I had a minor light bulb moment yesterday when talking with Chris’s sister, Lindie. I have offered pondered the problem of drivers of change for major issues – how much can or should the government do and how much change should be instigated and driven at the community level. In relation to climate change, I hear the argument frequently made that this is such a big problem, with so many parts which are out of reach of individuals, that the responsibility lies at government scale. This has never sat well with me, because I have a fundamental belief that we should all demonstrate the type of change we want to see. Governments are made up of people (not aliens, as far as I know, though I do think Winston Peters might be a vampire who is brought out of his coffin each election looking essentially similar in the same brown suit). However, I have never managed to come up with a substantive argument about why change at community scale is as essential as government scale. So, for the argument, read on…
Climate change has been on my mind a lot in the last week. While yesterday’s announcement of an 8 week closure of the Australian travel bubble was particularly noteworthy news for New Zealand, the floods in Germany, heat waves in North America and the floods in New Zealand have been preying on me. I have a nasty suspicion that heat waves similar to those in North America could very well occur in New Zealand (particularly the South Island adjacent to the mountains), given they involve a stable high pressure air system, heating of rock in the mountains exposed by melting of snow and ice, and drought reducing the potential for evaporative cooling of the ground.
My stepdaughter Sarah’s PhD thesis (recently submitted) is an amalgam of three papers related to policy approaches to mitigating climate change. One focus of her work is in regard to rates of behavioural change vs technological change, as evidenced by previous major social and technological transitions.
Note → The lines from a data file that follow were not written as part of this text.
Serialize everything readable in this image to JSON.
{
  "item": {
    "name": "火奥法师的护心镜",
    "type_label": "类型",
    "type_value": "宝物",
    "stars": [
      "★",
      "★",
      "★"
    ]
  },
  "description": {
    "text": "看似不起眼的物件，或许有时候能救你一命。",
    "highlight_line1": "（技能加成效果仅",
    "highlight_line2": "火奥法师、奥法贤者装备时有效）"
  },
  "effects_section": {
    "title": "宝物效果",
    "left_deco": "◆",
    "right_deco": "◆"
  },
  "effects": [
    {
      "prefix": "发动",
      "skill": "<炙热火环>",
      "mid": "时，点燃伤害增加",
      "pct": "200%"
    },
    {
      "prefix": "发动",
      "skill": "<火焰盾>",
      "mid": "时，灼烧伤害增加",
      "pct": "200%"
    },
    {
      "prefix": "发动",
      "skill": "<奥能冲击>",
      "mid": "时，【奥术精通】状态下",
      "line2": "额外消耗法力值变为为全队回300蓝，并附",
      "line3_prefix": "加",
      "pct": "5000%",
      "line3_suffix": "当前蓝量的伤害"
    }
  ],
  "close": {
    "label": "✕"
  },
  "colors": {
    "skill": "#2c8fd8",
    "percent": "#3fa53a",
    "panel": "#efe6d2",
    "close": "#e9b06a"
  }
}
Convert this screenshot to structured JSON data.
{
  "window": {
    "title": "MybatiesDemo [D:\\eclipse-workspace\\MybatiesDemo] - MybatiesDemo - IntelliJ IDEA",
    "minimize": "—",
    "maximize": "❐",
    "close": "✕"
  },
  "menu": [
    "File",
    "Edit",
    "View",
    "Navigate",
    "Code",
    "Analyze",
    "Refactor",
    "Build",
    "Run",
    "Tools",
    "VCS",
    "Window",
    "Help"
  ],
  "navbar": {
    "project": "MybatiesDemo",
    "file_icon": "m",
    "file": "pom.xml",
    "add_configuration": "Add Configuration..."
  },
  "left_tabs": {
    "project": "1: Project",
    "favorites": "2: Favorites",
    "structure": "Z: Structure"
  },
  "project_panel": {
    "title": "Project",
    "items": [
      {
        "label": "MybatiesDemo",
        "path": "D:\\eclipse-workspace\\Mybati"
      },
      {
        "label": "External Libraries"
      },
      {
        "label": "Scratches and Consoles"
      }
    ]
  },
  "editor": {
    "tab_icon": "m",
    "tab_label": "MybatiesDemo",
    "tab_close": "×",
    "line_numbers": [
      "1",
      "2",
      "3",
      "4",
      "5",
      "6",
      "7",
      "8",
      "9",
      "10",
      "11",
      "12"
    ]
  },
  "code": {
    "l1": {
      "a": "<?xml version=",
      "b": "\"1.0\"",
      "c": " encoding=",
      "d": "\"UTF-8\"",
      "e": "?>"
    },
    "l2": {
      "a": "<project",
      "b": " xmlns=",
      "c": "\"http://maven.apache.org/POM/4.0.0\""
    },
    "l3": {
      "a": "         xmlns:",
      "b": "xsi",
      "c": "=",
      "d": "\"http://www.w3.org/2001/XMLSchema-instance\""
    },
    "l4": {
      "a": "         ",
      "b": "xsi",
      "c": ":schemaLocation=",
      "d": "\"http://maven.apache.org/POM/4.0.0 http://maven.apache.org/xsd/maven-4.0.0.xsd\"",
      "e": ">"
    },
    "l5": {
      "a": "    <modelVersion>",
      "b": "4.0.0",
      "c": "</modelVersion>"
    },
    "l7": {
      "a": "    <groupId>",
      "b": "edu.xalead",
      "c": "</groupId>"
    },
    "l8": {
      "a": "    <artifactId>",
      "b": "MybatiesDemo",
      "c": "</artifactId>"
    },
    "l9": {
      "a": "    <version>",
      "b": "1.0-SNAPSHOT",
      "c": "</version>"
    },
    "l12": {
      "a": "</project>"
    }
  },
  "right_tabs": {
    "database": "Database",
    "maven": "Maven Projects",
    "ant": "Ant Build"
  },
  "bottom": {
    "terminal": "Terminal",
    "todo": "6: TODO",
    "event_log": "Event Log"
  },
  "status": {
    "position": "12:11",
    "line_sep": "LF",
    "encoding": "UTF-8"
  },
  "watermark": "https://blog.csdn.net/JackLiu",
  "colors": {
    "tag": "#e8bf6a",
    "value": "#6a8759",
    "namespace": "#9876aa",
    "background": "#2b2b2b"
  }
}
The depressing news out of this paper, is that the average delay between discovery and rapid uptake is 38 years for behavioural change, and 76 years for technological change. Did you want to know that the timeframes to behavioural stabilisation or technological market saturation average 56 years and 91 years respectively?
Sarah’s conclusion had to be that governments should consider policies influencing behavioural change more seriously (policymakers tend to prefer technological change). When I have discussed her thesis with people, they are quite sceptical. Her behavioural examples include USA contributions to ozone depletion, London traffic congestion, car seat belts in Australia and smoking in the UK. Her technological examples include nuclear energy in France, wind energy in Denmark and solar energy in Germany. People say, “Climate change will be different, because it is so much more important and people will be dying”. Hmmm, smoking has killed quite a large number of people, as has driving unseat-belted, but many people don’t really worry about dying until it is quite apparent that it is going to happen very soon. People say, look at uptake of cell phones – if it is in people’s interests to take up technology they do. Absolutely, if it is a toy and they like it, people buy it. However, I don’t think people are buying cell phones (and wanting a new one after 3 years) in order to save any part of the planet.
So, to come back to my light bulb moment, it was in relation to how critical it is that change is driven from a community level as well as from government level, because people can change their individual behaviours quite rapidly if they chose to do so. Just as significantly, people change their individual behaviours because they perceive that others around them are changing behaviours. It is well known that facts don’t much help in changing people’s minds. People will happily hold onto beliefs where the facts are clearly in opposition. Once people have formed a belief, they will seek out information that supports the belief, and downgrade information that does not. According to my brother, who is in advertising, the best way to influence people, by far, is to tell them that other people are doing, or believing, something.
The particular example of community influence I observed was a community group in the town of Wānaka, deciding their town will be the first in Aotearoa to become single use cup free with their target date being 2022 – a 3 year project. A recent survey found that 72% of Wānaka residents nowalways or usually used their own cup when getting a hot drink (to be fair, I don’t know what percentage they started off with). From observation, every cafe in Wānaka where we have recently been was not making it easy to get a takeaway cup, if they had them at all. I don’t think there are too many places in NZ that can claim a similar success. Abolishing single use cups won’t stop climate change, or the need for landfills, but it is a significant, visible and empowering step for the community. With their critical mass, Wānaka has a chance of persuading other communities to do the same, and of persuading themselves to make other changes to reduce their impact on the planet. Perhaps they could even persuade the government to rule against the sale in Aotearoa of single use cups, like the government have against single use plastic bags.
We desperately need change to come from all directions, not just top down. We need people to choose and enact rapid change, governments are not necessarily known for their rapid action. We need change mandated and driven by society and communities, not just change dictated by government. However good the intentions of government may be, we need their intentions to be the same as the will of the people to maintain a democratic society. And, when a problem is too large for a populace to contemplate its full scope and potential effects, perhaps we need that populace to choose the size of the chunks of the hamburger that it bites off at any one time, so that they don’t choke?